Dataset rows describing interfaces
- - - - -

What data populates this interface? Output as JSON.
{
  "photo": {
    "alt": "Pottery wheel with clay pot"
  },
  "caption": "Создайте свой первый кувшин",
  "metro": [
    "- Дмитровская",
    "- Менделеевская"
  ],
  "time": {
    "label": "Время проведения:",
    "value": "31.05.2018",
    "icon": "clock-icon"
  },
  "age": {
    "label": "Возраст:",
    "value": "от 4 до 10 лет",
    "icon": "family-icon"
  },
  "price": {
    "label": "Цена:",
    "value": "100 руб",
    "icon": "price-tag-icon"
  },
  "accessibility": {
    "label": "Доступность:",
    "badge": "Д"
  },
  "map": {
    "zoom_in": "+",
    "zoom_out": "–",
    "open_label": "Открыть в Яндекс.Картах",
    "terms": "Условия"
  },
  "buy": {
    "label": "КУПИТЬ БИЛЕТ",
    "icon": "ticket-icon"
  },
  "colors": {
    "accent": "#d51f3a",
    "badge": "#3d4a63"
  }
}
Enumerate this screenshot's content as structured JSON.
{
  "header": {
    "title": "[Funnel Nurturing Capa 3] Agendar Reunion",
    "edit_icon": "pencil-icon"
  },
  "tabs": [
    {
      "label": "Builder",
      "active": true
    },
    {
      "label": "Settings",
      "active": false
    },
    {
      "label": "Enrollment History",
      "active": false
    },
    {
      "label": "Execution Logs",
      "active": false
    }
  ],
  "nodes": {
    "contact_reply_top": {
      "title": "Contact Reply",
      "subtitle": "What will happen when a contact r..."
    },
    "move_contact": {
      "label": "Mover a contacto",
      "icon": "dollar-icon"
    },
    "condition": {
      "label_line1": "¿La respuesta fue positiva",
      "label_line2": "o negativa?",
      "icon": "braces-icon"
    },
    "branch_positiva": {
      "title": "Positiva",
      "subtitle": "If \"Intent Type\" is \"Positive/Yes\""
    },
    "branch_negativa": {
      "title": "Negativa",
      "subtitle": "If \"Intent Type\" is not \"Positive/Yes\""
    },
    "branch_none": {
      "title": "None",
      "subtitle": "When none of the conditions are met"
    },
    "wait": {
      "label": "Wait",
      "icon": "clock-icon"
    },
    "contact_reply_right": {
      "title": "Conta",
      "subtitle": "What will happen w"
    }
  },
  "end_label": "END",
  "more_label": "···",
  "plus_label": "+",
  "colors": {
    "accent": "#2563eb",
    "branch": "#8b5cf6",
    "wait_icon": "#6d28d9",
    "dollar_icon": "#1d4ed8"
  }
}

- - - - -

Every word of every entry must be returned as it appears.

What data populates this interface? Output as JSON.
{
  "photo": {
    "alt": "Pottery wheel with clay pot"
  },
  "caption": "Создайте свой первый кувшин",
  "metro": [
    "- Дмитровская",
    "- Менделеевская"
  ],
  "time": {
    "label": "Время проведения:",
    "value": "31.05.2018",
    "icon": "clock-icon"
  },
  "age": {
    "label": "Возраст:",
    "value": "от 4 до 10 лет",
    "icon": "family-icon"
  },
  "price": {
    "label": "Цена:",
    "value": "100 руб",
    "icon": "price-tag-icon"
  },
  "accessibility": {
    "label": "Доступность:",
    "badge": "Д"
  },
  "map": {
    "zoom_in": "+",
    "zoom_out": "–",
    "open_label": "Открыть в Яндекс.Картах",
    "terms": "Условия"
  },
  "buy": {
    "label": "КУПИТЬ БИЛЕТ",
    "icon": "ticket-icon"
  },
  "colors": {
    "accent": "#d51f3a",
    "badge": "#3d4a63"
  }
}
Enumerate this screenshot's content as structured JSON.
{
  "header": {
    "title": "[Funnel Nurturing Capa 3] Agendar Reunion",
    "edit_icon": "pencil-icon"
  },
  "tabs": [
    {
      "label": "Builder",
      "active": true
    },
    {
      "label": "Settings",
      "active": false
    },
    {
      "label": "Enrollment History",
      "active": false
    },
    {
      "label": "Execution Logs",
      "active": false
    }
  ],
  "nodes": {
    "contact_reply_top": {
      "title": "Contact Reply",
      "subtitle": "What will happen when a contact r..."
    },
    "move_contact": {
      "label": "Mover a contacto",
      "icon": "dollar-icon"
    },
    "condition": {
      "label_line1": "¿La respuesta fue positiva",
      "label_line2": "o negativa?",
      "icon": "braces-icon"
    },
    "branch_positiva": {
      "title": "Positiva",
      "subtitle": "If \"Intent Type\" is \"Positive/Yes\""
    },
    "branch_negativa": {
      "title": "Negativa",
      "subtitle": "If \"Intent Type\" is not \"Positive/Yes\""
    },
    "branch_none": {
      "title": "None",
      "subtitle": "When none of the conditions are met"
    },
    "wait": {
      "label": "Wait",
      "icon": "clock-icon"
    },
    "contact_reply_right": {
      "title": "Conta",
      "subtitle": "What will happen w"
    }
  },
  "end_label": "END",
  "more_label": "···",
  "plus_label": "+",
  "colors": {
    "accent": "#2563eb",
    "branch": "#8b5cf6",
    "wait_icon": "#6d28d9",
    "dollar_icon": "#1d4ed8"
  }
}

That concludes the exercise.